Christine Stuart / ctnewsjunkie
Bruno Wu, executive chairman and CEO of Seven Stars Cloud (Christine Stuart / ctnewsjunkie)

HARTFORD, CT — The greater Hartford region is fast becoming a “technology hub” and the latest addition to that innovation ecosystem may be Seven Stars Cloud, a Chinese company hoping to use artificial intelligence and blockchain technology to transform financial markets.

The publicly traded company is hoping to purchase the University of Connecticut’s former West Hartford campus for $5.2 million. The sale of the 58 acre campus will be discussed Friday by the UConn Board of Trustees.

The project that the Seven Stars Cloud is called “Chain Valley” will also require local approval.

If all goes as planned, Bruno Wu, executive chairman and CEO of SSC, plans to transform the former campus into his company’s North American headquarters.

“This fantastic location provides access to a highly skilled workforce, as well as more than 40 institutions of higher learning, and several major metropolitan areas all in proximity of this site,” Wu said. “It is an ideal location for our firm to write our next chapter, and we could not be more excited to soon join this wonderful community in West Hartford.”

The $283 million project is expected to create 330 jobs over the next five years. The state is investing $10 million.

SSC’s plans for the site includes a combination of rehabilitation of existing structures, the razing of others, and modest new construction. The company intends the site’s redevelopment to maintain the open look and feel of the campus.

The $10 million loan to help with the renovations of the existing structures will be forgiven if the company reaches its job targets.

“The fact that Dr. Bruno Wu, Executive Chairman & CEO of SSC, chose Connecticut, and particularly West Hartford, to invest hundreds of millions of dollars in private equity, illustrates the quality of life and highly skilled workforce Connecticut has to offer,” Rep. Joe Verrengia, D-West Hartford, said. “I am looking forward to seeing this facility take shape and for the high-tech jobs that will be created.”

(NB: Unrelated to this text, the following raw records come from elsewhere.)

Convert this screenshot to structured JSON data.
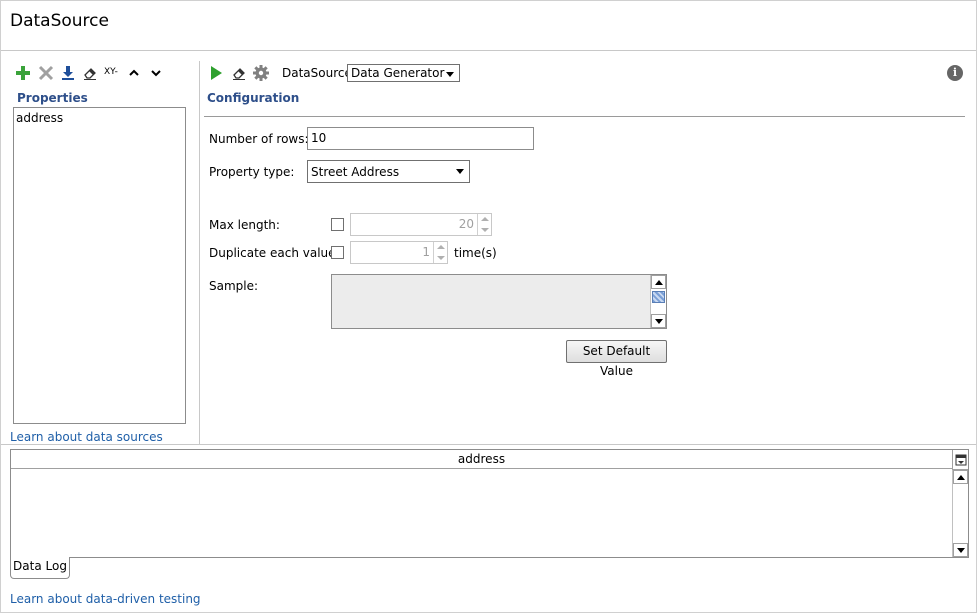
{
  "window": {
    "title": "DataSource"
  },
  "left_toolbar": {
    "icons": [
      "add-icon",
      "delete-icon",
      "download-icon",
      "eraser-icon",
      "xy-icon",
      "move-up-icon",
      "move-down-icon"
    ],
    "xy_label": "XY-"
  },
  "properties": {
    "label": "Properties",
    "items": [
      "address"
    ],
    "link": "Learn about data sources"
  },
  "right_toolbar": {
    "icons": [
      "run-icon",
      "eraser-icon",
      "gear-icon"
    ],
    "datasource_label": "DataSource:",
    "datasource_value": "Data Generator",
    "info_icon": "info-icon",
    "info_glyph": "i"
  },
  "configuration": {
    "label": "Configuration",
    "rows_label": "Number of rows:",
    "rows_value": "10",
    "property_type_label": "Property type:",
    "property_type_value": "Street Address",
    "max_length_label": "Max length:",
    "max_length_value": "20",
    "duplicate_label": "Duplicate each value:",
    "duplicate_value": "1",
    "duplicate_unit": "time(s)",
    "sample_label": "Sample:",
    "set_default_button": "Set Default Value"
  },
  "data_grid": {
    "columns": [
      "address"
    ],
    "tab": "Data Log"
  },
  "footer": {
    "link": "Learn about data-driven testing"
  },
  "colors": {
    "accent_label": "#2e4f8a",
    "link": "#1f5fa8",
    "add_green": "#3aa33a",
    "run_green": "#2ea02e"
  }
}
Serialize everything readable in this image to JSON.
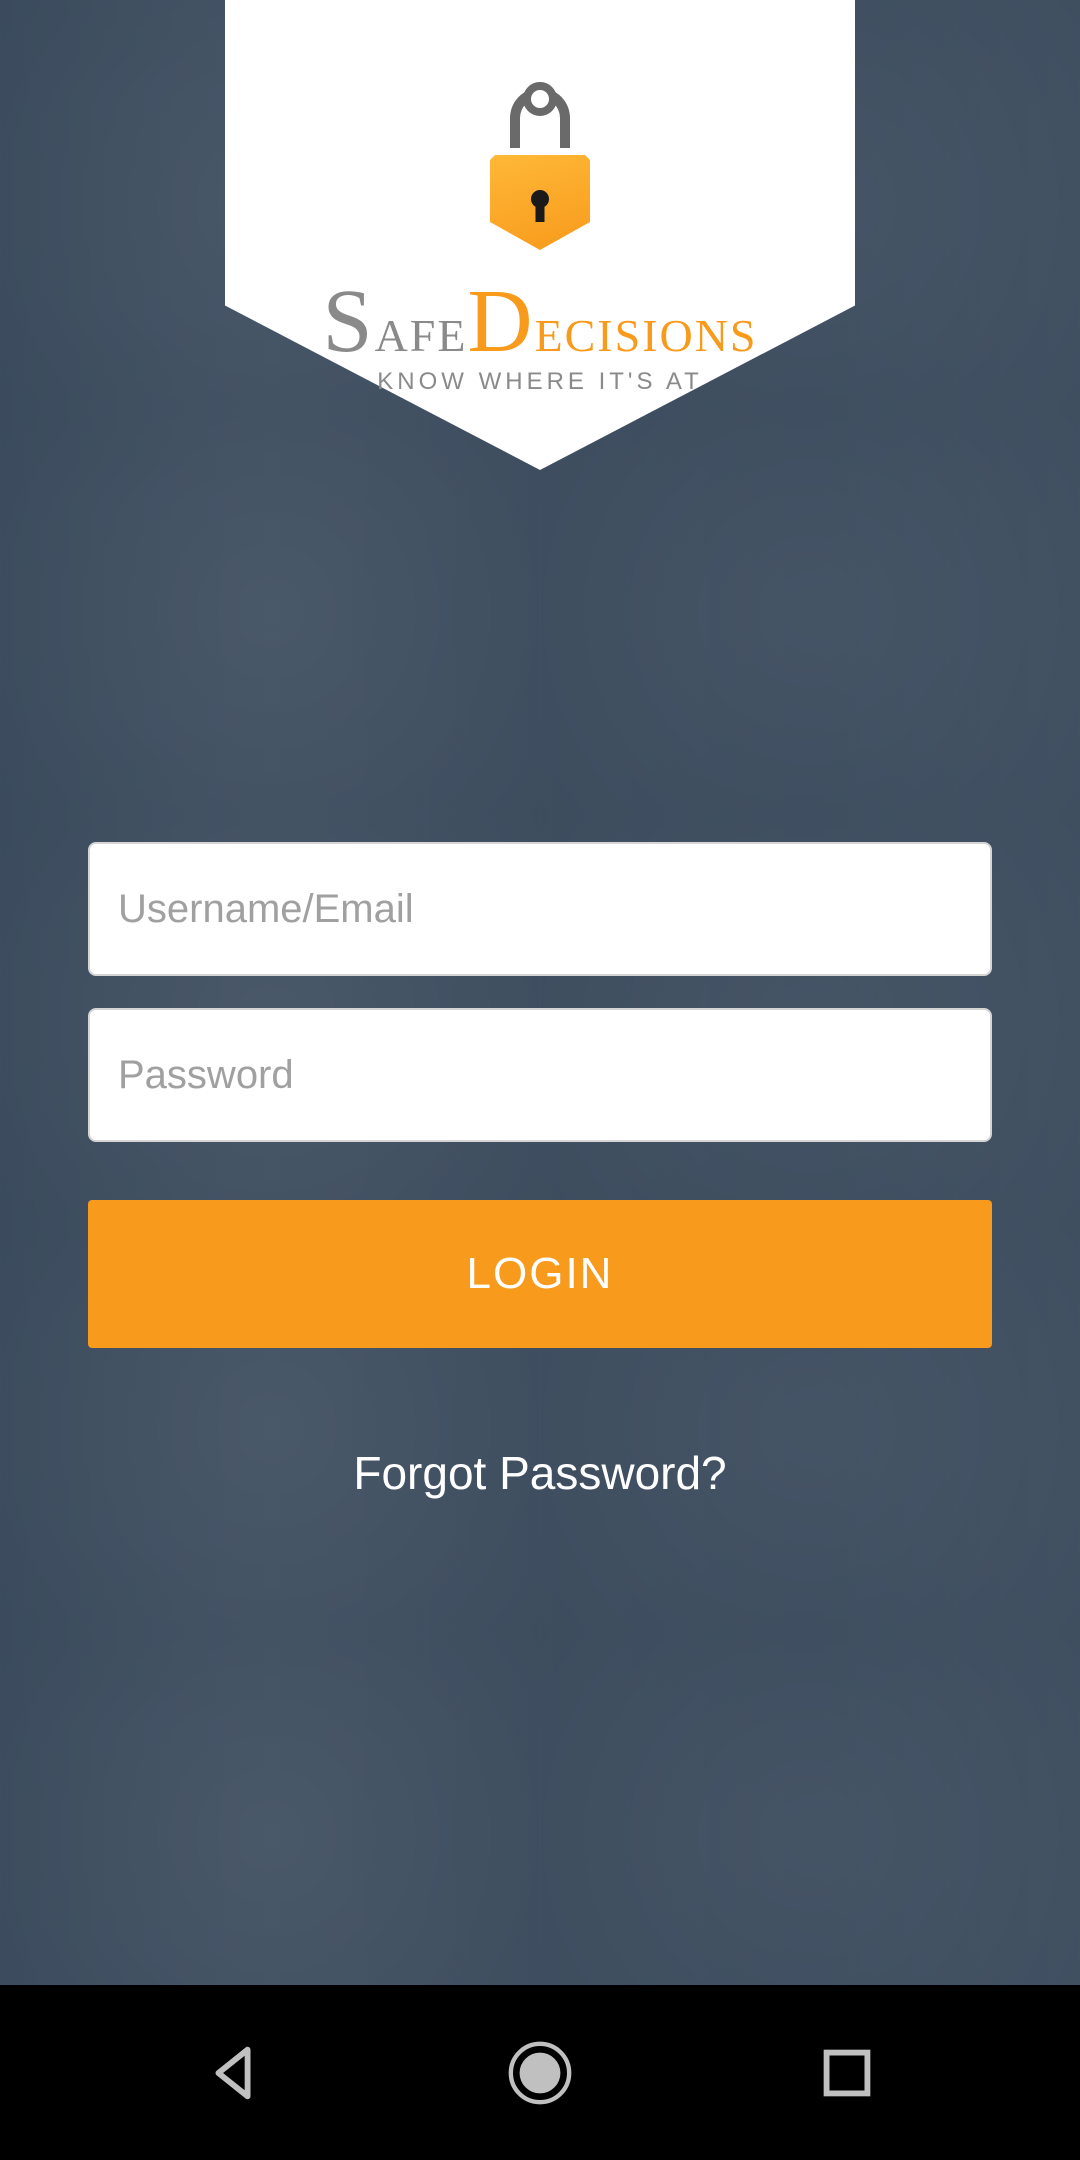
{
  "brand": {
    "name_part1": "Safe",
    "name_part2": "Decisions",
    "tagline": "KNOW WHERE IT'S AT"
  },
  "form": {
    "username_placeholder": "Username/Email",
    "username_value": "",
    "password_placeholder": "Password",
    "password_value": "",
    "login_label": "LOGIN",
    "forgot_label": "Forgot Password?"
  },
  "colors": {
    "accent": "#f89a1c",
    "overlay": "#1f2f42"
  }
}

Wu said they had “multiple” choices when they were discussing a North American headquarters.

He said West Hartford has a high-quality of life and there’s access to a talented workforce.

He said Hartford is the insurance capital, but it’s also a financial services hub where the company focuses its technologies.

“At the end of the day, the talent has to be here and I think Hartford’s got it,” Wu said.

He said the digital economy is about to take over and “we’re at the edge of the transformation.”

“The number one thing we can promise is that we will use our best efforts to deploy some of the best technologies world wide,” Wu said.

Gov. Dannel P. Malloy said as soon as UConn and local officials sign off on the project then construction could begin within six to eight months.

“We’re presenting an opportunity. An opportunity that fits in with the public discussion,” about how to use the former campus, Malloy said.

Connecticut is fast becoming a hot spot for innovation and technology.

Just yesterday, the state joined with the city of New Britain in announcing that a former Stanley, Black & Decker factory will become home to an Energy and Innovation Park, with what is expected to be the world’s largest fuel cell and a data center with 3,000 employees.

That’s in addition to an announcement earlier this year that Infosys would be building one of its one of its four innovation hubs in Hartford and promises to create 1,000 jobs before 2022.